The Associated Press reported that the administration’s proposed legislation also would instruct federal agencies to more closely monitor their computer networks. The Cyperspace Policy Review released in 2009 found “cybersecurity risks pose some of the most serious economic and national security challenges of the 21st century.”
Under the cybersecurity plan, national data breach reporting would go into effect and reform the penalties for computer crimes, whereby synchronizing them with other crimes, and set mandatory minimums for cyber intrusions into critical infrastructure. The Obama administration also proposes updated legislation on management, personnel, intrusion prevention systems and data centers.
“Although the Homeland Security Department works with various industries to press for better security and network protections, there are no specific regulations governing what private companies must do to safeguard the systems that run their power plants, secure databases or financial systems,” the AP reported.
In a White House blog post Thursday, Howard Schmidt, cybersecurity coordinator and special assistant to the president, called the President’s plan a “milestone” in the country’s effort to improve security over the Web.
“This is a milestone in our national effort to ensure secure and reliable networks for Americans, businesses, and government; fundamentally, this proposal strikes a critical balance between maintaining the government’s role and providing the industry with the capacity to innovatively tackle threats to national cybersecurity,” wrote Schmidt. “Just as importantly, it does so while providing a robust framework to protect civil liberties and privacy.
According to the Obama administration’s cyberspace policy review, industry estimates of losses from intellectual property to data theft in 2008, range as high as $1 trillion.
Executive Editor, Strategic Initiatives
The Amazon Echo, not the Apple Watch, became the last iPod-like product largely because of a far more accessible price point, a more compelling name, …
Apple's 13 percent sales decline and subsequent stock price drop this week has lead to the usual crazy talk about how to "fix" the company.

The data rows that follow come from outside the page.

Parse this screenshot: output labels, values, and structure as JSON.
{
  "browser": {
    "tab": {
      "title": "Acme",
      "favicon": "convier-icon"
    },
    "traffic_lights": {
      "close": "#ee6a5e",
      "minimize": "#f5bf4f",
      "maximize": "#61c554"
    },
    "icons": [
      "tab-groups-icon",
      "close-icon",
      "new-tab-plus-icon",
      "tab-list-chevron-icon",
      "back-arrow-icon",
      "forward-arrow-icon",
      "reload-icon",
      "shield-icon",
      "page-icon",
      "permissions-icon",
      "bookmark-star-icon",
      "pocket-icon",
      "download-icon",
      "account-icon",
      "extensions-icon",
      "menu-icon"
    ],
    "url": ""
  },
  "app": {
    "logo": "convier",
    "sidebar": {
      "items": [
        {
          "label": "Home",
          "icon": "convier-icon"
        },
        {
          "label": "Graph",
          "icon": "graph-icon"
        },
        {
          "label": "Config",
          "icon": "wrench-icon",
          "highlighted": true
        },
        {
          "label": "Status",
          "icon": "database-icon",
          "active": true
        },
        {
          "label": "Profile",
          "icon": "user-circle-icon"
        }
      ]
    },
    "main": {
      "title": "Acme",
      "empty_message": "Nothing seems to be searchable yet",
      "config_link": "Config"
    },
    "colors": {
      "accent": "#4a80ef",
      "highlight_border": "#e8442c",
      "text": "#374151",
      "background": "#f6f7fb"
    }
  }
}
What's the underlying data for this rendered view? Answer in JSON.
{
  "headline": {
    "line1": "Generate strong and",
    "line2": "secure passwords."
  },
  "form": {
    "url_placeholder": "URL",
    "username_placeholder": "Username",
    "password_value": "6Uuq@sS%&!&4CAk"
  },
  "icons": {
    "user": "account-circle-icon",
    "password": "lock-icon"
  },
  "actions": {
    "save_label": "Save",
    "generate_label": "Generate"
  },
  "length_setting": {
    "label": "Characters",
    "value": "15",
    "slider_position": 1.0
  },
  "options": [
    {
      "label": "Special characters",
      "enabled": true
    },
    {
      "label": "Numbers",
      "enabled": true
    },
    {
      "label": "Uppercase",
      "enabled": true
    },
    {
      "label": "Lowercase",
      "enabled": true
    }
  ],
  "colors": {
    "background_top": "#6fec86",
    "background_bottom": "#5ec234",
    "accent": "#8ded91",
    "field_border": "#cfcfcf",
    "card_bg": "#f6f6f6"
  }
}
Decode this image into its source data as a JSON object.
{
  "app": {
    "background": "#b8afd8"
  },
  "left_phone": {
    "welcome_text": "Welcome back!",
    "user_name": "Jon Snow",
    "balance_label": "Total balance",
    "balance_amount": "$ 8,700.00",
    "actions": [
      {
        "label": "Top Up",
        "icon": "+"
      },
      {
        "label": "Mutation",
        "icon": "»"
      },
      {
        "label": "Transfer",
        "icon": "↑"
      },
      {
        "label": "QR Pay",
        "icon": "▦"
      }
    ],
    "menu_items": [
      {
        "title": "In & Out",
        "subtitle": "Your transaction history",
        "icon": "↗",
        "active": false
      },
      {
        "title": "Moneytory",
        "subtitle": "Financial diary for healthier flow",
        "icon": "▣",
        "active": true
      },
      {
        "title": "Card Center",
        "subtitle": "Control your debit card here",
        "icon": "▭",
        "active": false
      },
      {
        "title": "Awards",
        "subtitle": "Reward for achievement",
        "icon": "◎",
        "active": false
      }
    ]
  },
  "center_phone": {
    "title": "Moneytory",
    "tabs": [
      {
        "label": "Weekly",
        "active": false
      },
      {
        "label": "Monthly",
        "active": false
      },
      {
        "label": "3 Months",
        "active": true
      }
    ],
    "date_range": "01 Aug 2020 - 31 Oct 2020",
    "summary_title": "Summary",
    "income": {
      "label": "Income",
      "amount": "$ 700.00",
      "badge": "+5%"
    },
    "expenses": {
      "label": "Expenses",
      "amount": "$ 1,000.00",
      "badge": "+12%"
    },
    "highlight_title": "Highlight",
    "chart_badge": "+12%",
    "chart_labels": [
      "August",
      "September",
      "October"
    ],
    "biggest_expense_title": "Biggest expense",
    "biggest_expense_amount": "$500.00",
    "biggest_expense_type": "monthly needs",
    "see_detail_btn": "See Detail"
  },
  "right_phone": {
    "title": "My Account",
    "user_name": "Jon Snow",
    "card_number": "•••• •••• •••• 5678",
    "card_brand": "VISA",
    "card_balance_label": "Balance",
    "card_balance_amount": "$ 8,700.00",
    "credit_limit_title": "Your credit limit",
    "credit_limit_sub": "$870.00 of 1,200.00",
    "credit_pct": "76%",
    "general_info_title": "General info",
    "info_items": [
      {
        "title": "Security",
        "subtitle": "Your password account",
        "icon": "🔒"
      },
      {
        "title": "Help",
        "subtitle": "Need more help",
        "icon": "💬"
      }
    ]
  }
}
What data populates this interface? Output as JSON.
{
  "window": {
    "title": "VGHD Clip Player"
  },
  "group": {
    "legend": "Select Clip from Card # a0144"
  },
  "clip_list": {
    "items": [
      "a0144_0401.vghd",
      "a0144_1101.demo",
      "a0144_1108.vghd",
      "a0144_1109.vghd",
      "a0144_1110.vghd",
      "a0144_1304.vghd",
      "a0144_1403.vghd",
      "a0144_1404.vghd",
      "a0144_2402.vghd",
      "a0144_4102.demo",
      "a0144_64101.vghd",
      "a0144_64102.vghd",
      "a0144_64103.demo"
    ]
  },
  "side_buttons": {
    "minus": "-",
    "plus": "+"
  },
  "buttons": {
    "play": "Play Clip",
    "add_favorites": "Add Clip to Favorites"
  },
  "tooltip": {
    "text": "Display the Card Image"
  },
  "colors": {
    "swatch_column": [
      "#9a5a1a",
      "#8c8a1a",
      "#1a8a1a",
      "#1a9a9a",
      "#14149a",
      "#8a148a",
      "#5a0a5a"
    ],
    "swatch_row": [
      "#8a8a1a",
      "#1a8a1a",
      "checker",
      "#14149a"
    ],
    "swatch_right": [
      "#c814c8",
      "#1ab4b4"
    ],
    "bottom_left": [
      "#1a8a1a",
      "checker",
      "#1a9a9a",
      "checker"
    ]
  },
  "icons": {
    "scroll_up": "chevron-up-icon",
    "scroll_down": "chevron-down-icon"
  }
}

Vivek Wadh…
Over the past 13 years, Apple has been one of the most successful companies in the world of tech, posting sales growths in 51 straight quarters. That …
Travel may be starting to make a bit of a comeback, as a new report suggests that shared-space providers like Airbnb and WeWork are on the rise.
One of the great downsides to having a lot of content in any one place is that, after a while, it starts looking downright pointless to add more.